*What is required*. Should a line below contain the word "name", report it.

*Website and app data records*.

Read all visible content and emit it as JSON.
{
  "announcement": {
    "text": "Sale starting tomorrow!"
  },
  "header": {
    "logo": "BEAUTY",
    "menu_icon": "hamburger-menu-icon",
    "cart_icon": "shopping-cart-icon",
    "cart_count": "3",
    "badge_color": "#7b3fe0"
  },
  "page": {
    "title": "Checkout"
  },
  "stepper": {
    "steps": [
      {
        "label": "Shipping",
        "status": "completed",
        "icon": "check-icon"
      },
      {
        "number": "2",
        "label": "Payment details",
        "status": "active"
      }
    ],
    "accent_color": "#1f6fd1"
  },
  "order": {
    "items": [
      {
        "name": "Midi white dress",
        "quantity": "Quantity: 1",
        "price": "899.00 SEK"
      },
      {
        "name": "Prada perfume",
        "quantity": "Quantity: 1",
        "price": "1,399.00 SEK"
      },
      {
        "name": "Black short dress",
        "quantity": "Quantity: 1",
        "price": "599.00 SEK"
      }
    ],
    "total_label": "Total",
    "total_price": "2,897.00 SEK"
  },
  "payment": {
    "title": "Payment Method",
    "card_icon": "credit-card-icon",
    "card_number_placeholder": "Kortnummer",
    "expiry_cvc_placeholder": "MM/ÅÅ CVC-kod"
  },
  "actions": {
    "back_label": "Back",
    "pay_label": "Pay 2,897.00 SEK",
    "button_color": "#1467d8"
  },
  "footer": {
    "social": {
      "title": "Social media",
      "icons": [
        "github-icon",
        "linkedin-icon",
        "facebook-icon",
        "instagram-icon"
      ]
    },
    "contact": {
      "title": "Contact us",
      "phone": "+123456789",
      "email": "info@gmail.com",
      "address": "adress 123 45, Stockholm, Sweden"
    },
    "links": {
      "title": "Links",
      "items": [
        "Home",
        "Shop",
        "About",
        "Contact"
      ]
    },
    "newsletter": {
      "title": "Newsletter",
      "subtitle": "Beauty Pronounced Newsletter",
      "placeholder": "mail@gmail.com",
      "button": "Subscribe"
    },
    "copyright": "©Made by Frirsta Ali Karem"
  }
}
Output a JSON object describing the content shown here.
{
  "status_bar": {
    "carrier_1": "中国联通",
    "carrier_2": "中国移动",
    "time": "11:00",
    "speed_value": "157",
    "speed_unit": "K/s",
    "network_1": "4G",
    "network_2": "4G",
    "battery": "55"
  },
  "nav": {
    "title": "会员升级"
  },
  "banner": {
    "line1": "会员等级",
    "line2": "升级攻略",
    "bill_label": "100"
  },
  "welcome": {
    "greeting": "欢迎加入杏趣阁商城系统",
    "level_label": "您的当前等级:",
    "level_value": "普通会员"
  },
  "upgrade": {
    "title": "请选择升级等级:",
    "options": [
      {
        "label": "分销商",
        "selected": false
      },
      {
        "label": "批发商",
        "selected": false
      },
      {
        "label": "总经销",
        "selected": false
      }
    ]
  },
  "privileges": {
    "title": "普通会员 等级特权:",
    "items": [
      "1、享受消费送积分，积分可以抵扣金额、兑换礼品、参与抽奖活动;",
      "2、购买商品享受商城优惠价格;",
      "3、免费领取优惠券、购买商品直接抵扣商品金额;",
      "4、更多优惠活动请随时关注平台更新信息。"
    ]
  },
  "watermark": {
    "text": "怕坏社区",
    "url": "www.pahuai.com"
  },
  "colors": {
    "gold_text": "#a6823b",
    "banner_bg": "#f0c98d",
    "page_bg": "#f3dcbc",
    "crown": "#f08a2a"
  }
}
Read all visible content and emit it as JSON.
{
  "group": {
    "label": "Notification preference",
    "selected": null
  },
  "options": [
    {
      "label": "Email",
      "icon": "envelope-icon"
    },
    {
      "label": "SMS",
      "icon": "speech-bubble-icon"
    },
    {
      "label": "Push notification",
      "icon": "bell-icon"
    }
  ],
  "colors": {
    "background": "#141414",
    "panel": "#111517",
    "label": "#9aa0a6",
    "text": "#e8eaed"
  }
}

*Finished exercise*.
        "name": "Midi white dress",
        "name": "Prada perfume",
        "name": "Black short dress",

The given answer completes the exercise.